Looking for bees is not only a summer activity; some are now active into the winter where garden flowers allow. This autumn check out any ivy growing on walls or trees; this late flowering plant is a magnet for pollinators, including the ivy bee (Colletes hederae), which was only recorded in the Britain in 2001 and has been spreading into Kent from the coast.

With thanks to ...

Tomas Vujakovic, is President of the FXU Bee Society (Exeter and Falmouth Universities, Penryn). He is currently reading for a degree in Zoology. Kent has been his home since 2007.

Peter Vujakovic, is Professor of Geography at Canterbury Christ Church University. He lectures in biogeography.

w

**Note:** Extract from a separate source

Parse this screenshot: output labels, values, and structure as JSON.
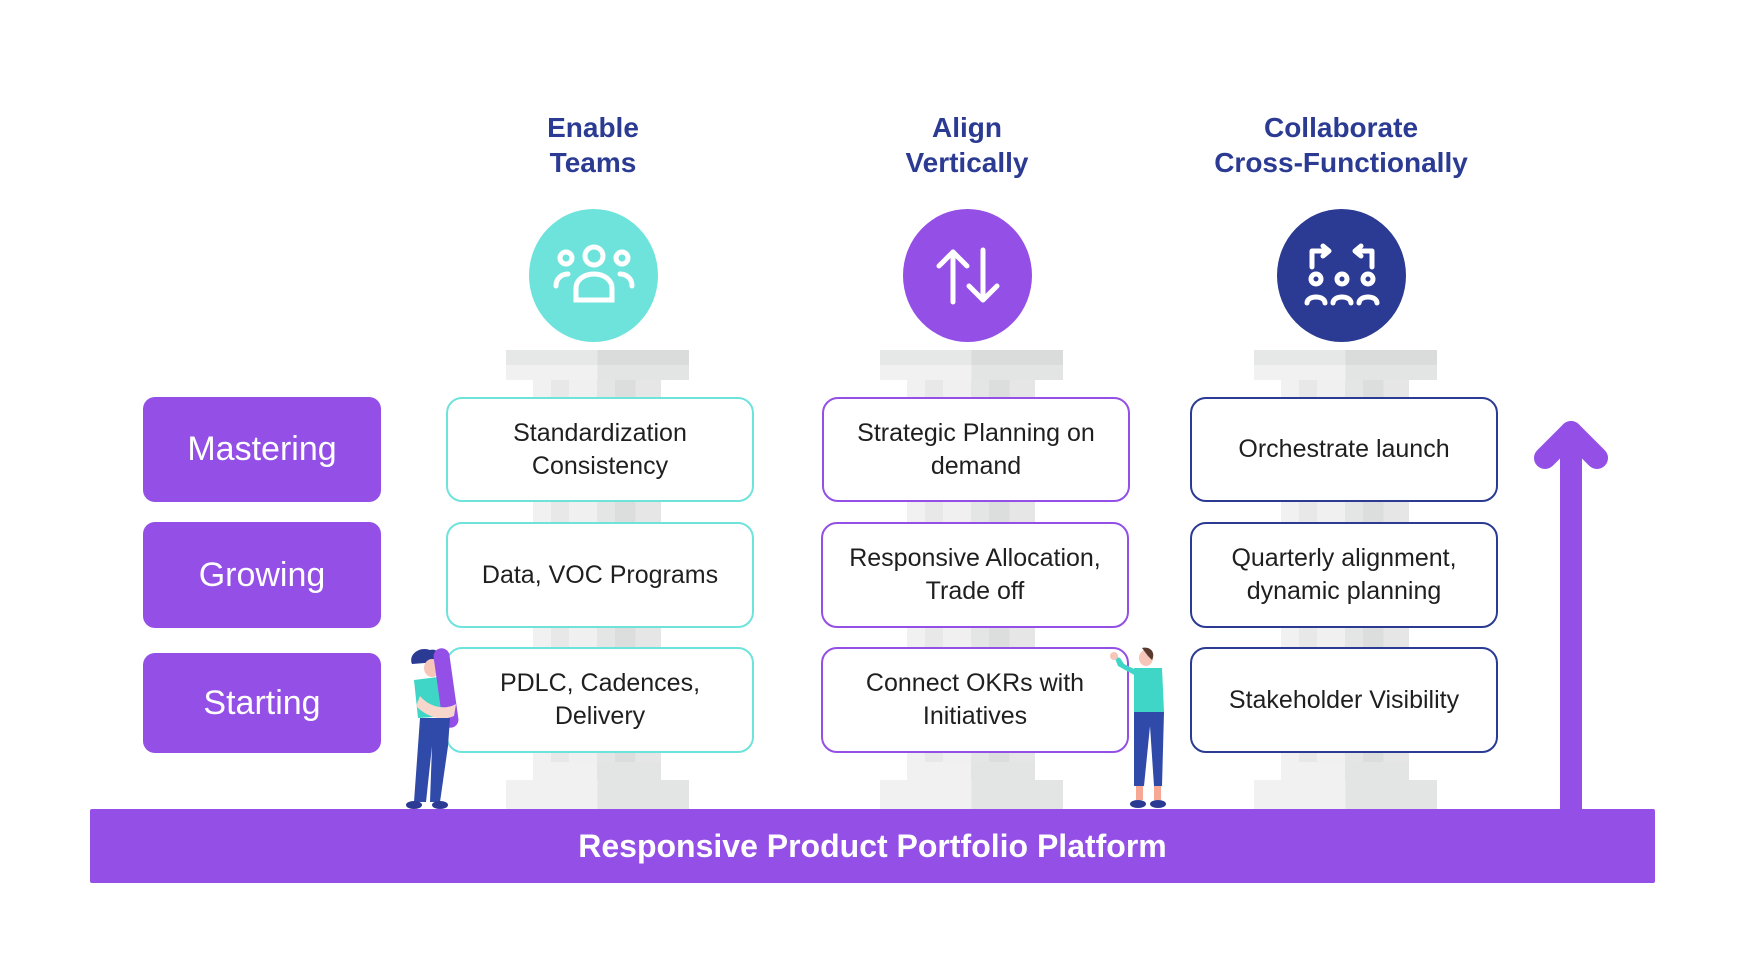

More from Out & About

Thu, 11:41

Setting off from the beach at St Margaret’s, prepare to be amazed at the feast of delights that will unfold before you as you meander along across cliff tops

Read more
April 2018
Wed, 17:20

A walk at one of Kent’s National Trust sites connects you with our county’s rich history and heritage while also providing you with some breathtaking scenery. Here are ten great routes you should try

Read more
Friday, January 8, 2021

Kent has many castles and stately homes, but we have hand selected the ten best castles in Kent for you to visit

Read more
Thursday, January 7, 2021

The elusive snowdrop can be hard to find and before you know it, they’re gone again, so we saved you the trouble and found some beautiful spots in Kent to go for a walk among the snowdrops

Read more
Monday, December 21, 2020

So you think you know your county? Take our New Year quiz and put that local knowledge to the test | Words: Adam Jacot de Boinod

Read more
Friday, December 18, 2020

Is life still feeling a bit overwhelming? Head for any of these 10 peaceful spots in Kent to help you find that much-needed bubble of calm | Words: Holly Louise Eells

Read more
Friday, December 18, 2020

From rambles through the Kent Downs to pretty village walks and urban strolls, this guide to some of Kent’s prettiest walking routes is essential for the intrepid adventurer

Read more
Friday, December 18, 2020

Here are five of the best spots in Kent for a stroll by coast, canal and river

Read more
Friday, December 18, 2020

We have selected 12 of the grandest historic stately homes with stunning gardens in Kent to visit

Read more
Friday, December 18, 2020

Kent is not only home to many stunning beaches but also has some of the safest and cleanest in the country, many with prestigious Blue Flag status

Read more
Kent Life Food & Drink awards. Open for entries.

Latest Competitions & Offers



Follow us on Twitter


Like us on Facebook


Local Business Directory

Search For a Car In Your Area

Latest from the Kent Life